Armed forces veterans will benefit from a new £6.7 million housing development in Glasgow.
The Secretary of State for Defence Philip Hammond has visited an accommodation facility that will provide UK military veterans with a combination of independent and supported accommodation.
The Cranhill-based accommodation, which opens this summer, will be run by the Scottish Veterans Residences (SVR) charity and aims to help younger veterans – many of whom will have served in Afghanistan and Iraq – who are struggling to make the transition into mainstream housing and civilian life.
Its residents will be provided with training, education, employment and recreation facilities. Working with local authorities and a number of charity organisations, SVR will also coordinate a range of additional services to help younger veterans.
The new housing development will be the first in the west of Scotland for SVR which currently operates veteran housing facilities in Edinburgh and Dundee.
Commenting on his visit to the Cranhill site, Phillip Hammond said:
It has been a privilege to see the important work carried out in Glasgow by Scottish Veterans Residences. Earlier this year we announced £40 million would be invested in life changing accommodation projects for veterans across the UK, building on the £5.5 million we invested last year in Scotland alone.
This funding demonstrates our unwavering commitment to our armed forces and veterans, wherever they are in the United Kingdom, and it is fantastic to see that it is already transforming lives for those who have bravely served our country.
The charity has received housing development funding through Libor fines imposed on banks.

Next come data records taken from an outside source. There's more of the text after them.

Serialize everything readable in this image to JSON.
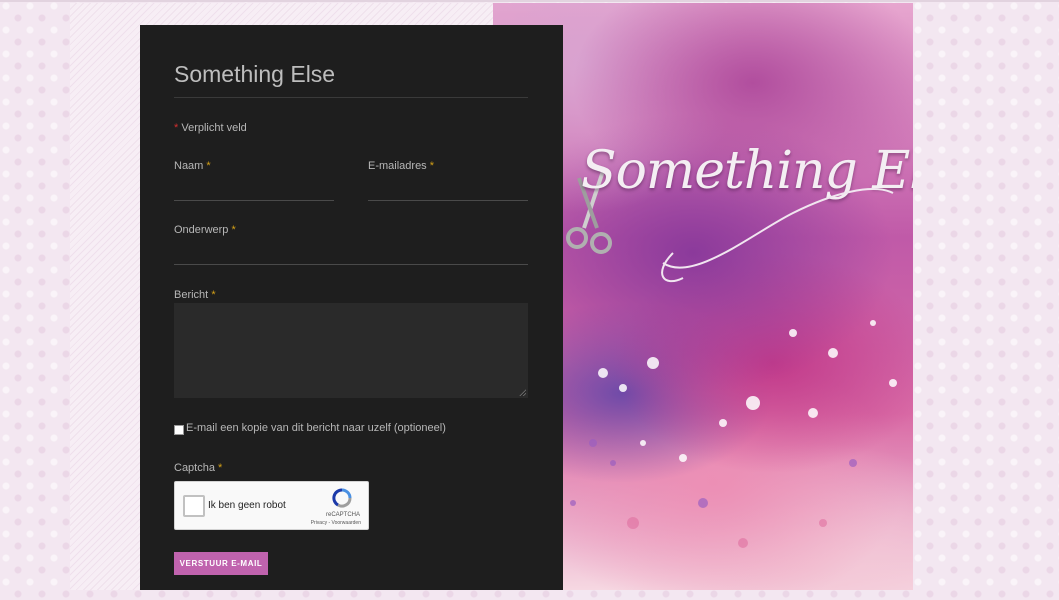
{
  "form": {
    "title": "Something Else",
    "required_note": "Verplicht veld",
    "required_marker": "*",
    "fields": {
      "name_label": "Naam",
      "email_label": "E-mailadres",
      "subject_label": "Onderwerp",
      "message_label": "Bericht"
    },
    "copy_checkbox_label": "E-mail een kopie van dit bericht naar uzelf (optioneel)",
    "captcha_label": "Captcha",
    "captcha": {
      "checkbox_text": "Ik ben geen robot",
      "brand": "reCAPTCHA",
      "links": "Privacy - Voorwaarden"
    },
    "submit_label": "VERSTUUR E-MAIL"
  },
  "logo": {
    "text": "Something Else"
  },
  "colors": {
    "panel_bg": "#1e1e1e",
    "accent_button": "#c063ae",
    "required_star": "#d4a017"
  }
}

Libor funding is one example of armed forces covenant in action. The covenant is about ensuring that service personnel, veterans and their families are not disadvantaged as a result of their service.
Phil Cox, Scottish Veterans’ Residences Chief Executive, said:

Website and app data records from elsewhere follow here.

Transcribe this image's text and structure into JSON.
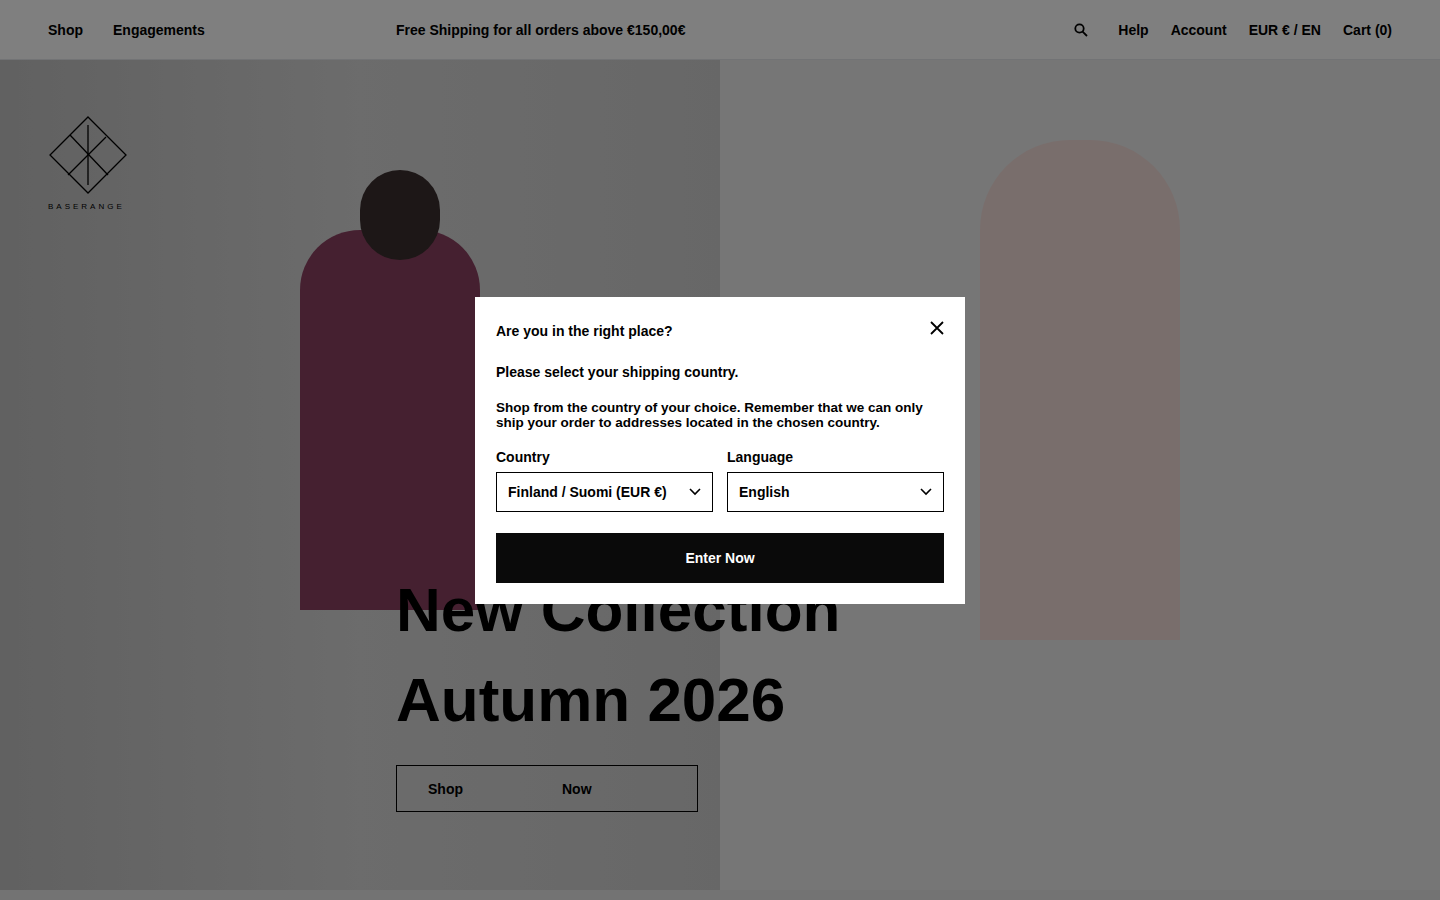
{
  "nav": {
    "left": [
      "Shop",
      "Engagements"
    ],
    "promo": "Free Shipping for all orders above €150,00€",
    "right": [
      "Help",
      "Account",
      "EUR € / EN",
      "Cart (0)"
    ]
  },
  "logo": {
    "wordmark": "BASERANGE"
  },
  "hero": {
    "title_lines": [
      "New Collection",
      "Autumn 2026"
    ],
    "button": [
      "Shop",
      "Now"
    ]
  },
  "modal": {
    "title": "Are you in the right place?",
    "subtitle": "Please select your shipping country.",
    "body": "Shop from the country of your choice. Remember that we can only ship your order to addresses located in the chosen country.",
    "fields": [
      {
        "label": "Country",
        "value": "Finland / Suomi (EUR €)"
      },
      {
        "label": "Language",
        "value": "English"
      }
    ],
    "submit": "Enter Now"
  }
}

We are extremely grateful for the £233,000 of Libor funding which we’ve received so far in helping support the work going on at Cranhill. We hope to receive further support through this generous fund going forward which will be put to great use in helping UK military veterans.
While most people who leave the armed forces are able to successfully make the transition from military to civilian life, some veterans do not adjust well and can experience a range of issues which can lead to homelessness, including joblessness, depression and substance abuse.
The Cranhill development is being built to provide a safety net for them. It also marks our first development in the west of Scotland to help those or veterans who need support through a range of facilities and resources to help them get back on their feet and move on with their lives.